Challenges to Muslim Women Are Challenges to All Muslims
Economic, Social and Political
Do you know that there are 800 million Muslim women in the world?
The 3 primary challenges Muslim women face include:

1: Lack of Economic Empowerment

Two Facts:

  • Muslim countries represent 25% of the world’s population, yet their GDP is 11.7% – about half of what it should be.
  • The 13.3% disparity between the global Muslim population of 25% and actual GDP from Islamic countries (11.7%) is largely due to inequality and the lack of women’s participation in Islamic economies.

Labor Force Participation shows that only two of the selected Muslim Countries, i.e Bangladesh and Indonesia, have more than 50% of their females actively contributing to the work force.
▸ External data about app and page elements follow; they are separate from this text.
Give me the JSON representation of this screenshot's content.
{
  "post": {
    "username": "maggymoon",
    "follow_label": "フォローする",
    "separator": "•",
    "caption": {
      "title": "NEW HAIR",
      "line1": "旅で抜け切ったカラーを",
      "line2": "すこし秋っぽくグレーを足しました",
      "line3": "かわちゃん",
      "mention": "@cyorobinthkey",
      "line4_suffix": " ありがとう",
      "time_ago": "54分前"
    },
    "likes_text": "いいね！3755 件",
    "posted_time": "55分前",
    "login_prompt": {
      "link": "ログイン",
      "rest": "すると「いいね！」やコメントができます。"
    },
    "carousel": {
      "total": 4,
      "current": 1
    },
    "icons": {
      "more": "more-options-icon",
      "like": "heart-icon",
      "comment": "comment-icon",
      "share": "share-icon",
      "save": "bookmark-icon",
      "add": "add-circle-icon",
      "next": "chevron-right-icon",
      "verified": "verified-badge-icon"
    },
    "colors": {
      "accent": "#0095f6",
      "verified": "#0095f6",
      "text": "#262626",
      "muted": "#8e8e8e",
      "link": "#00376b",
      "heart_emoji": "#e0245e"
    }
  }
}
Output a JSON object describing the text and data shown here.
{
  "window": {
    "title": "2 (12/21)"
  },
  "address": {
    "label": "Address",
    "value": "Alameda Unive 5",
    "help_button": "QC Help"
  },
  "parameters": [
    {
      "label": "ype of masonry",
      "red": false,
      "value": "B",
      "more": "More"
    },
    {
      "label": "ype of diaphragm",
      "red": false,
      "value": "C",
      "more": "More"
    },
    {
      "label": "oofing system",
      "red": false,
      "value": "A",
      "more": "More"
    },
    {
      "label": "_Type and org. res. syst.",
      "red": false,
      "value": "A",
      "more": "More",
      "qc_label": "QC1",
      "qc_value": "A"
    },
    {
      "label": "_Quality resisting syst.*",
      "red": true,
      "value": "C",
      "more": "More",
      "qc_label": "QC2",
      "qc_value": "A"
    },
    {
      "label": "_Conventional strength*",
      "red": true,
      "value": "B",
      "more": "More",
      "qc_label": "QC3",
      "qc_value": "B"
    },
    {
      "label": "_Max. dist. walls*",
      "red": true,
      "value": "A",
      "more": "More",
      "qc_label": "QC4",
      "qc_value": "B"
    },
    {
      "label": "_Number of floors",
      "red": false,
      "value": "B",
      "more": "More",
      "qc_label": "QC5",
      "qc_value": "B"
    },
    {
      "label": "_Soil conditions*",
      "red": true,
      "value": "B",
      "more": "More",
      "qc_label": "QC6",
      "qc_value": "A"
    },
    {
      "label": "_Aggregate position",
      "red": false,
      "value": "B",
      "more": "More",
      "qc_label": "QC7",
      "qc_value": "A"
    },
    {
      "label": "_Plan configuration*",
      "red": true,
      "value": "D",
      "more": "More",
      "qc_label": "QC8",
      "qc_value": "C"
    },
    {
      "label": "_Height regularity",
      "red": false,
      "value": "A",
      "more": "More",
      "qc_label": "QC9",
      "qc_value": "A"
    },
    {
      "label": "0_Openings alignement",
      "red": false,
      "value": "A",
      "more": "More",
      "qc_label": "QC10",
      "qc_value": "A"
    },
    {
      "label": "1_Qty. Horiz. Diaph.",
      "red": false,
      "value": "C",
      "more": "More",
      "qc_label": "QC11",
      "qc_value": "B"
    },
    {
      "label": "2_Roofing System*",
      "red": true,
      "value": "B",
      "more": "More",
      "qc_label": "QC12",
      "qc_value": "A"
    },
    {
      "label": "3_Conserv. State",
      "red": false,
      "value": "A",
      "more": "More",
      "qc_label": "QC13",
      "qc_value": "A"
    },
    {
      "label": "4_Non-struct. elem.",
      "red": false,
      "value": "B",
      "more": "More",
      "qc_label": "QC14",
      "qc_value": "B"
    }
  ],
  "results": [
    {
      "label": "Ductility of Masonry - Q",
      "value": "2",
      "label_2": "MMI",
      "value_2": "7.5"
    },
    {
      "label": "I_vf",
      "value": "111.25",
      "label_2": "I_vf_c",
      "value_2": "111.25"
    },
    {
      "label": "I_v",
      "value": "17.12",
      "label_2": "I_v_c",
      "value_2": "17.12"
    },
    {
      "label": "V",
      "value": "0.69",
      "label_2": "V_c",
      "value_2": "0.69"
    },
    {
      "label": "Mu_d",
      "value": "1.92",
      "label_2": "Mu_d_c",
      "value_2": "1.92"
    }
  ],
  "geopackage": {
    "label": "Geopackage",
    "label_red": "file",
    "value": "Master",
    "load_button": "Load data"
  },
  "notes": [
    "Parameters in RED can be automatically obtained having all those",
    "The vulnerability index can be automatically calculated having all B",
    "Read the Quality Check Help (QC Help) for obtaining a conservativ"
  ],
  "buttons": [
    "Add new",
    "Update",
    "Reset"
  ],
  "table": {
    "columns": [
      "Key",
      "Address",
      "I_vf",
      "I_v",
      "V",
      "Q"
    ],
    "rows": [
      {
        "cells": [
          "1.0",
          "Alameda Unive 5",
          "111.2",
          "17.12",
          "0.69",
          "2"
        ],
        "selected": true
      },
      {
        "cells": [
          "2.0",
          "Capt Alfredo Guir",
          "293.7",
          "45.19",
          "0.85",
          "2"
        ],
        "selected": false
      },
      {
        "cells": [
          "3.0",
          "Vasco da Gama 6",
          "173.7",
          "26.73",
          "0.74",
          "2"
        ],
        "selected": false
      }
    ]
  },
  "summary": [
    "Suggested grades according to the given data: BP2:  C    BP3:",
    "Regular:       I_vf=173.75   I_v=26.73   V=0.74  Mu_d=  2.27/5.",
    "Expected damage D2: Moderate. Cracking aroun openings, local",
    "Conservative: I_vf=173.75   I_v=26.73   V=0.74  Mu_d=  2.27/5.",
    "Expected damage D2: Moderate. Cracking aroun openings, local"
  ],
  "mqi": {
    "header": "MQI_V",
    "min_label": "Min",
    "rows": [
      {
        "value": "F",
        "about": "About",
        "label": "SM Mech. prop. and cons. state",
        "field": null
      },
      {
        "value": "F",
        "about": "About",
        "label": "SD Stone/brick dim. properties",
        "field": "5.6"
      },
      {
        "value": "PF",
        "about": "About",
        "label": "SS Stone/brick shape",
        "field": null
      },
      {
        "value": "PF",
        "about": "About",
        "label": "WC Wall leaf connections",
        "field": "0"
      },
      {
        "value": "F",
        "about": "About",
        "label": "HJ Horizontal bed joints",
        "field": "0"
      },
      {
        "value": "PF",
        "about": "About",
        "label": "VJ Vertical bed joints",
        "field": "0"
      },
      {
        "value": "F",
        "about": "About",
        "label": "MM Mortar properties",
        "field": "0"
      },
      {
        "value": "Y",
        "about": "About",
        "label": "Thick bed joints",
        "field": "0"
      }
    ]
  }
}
2: Lack of Education

Percentages of females ages 15 and above who can read and write in selected Muslim countries is above 50 percent, except in Afghanistan and Pakistan where social and cultural restrictions still don’t allow girls to get an education.

3: Lack of Political Empowerment

Political participation rates, as measured by women in parliament, are driven by quotas in South Asia, but otherwise lag.

  • Limiting political participation in parliament dis-empowers Muslim women.
  • It denies or inhibits their voice and vote.
  • It robs them of their place and status at home and in the community.
Faith vs. Culture: local culture often trumps faith in Muslim communities
Embedded in many Muslim societies are egregious social issues – patriarchy, misogyny, rampant domestic violence, minimal human rights for women, preference for sons over daughters, female genital mutilation – among others.

Women are often the most affected by these cultural constraints and this directly translates into less opportunity and hence less empowerment for women in most Muslim societies. This overview of the cross section of Muslim countries with significant populations illustrates how poorly women are represented economically.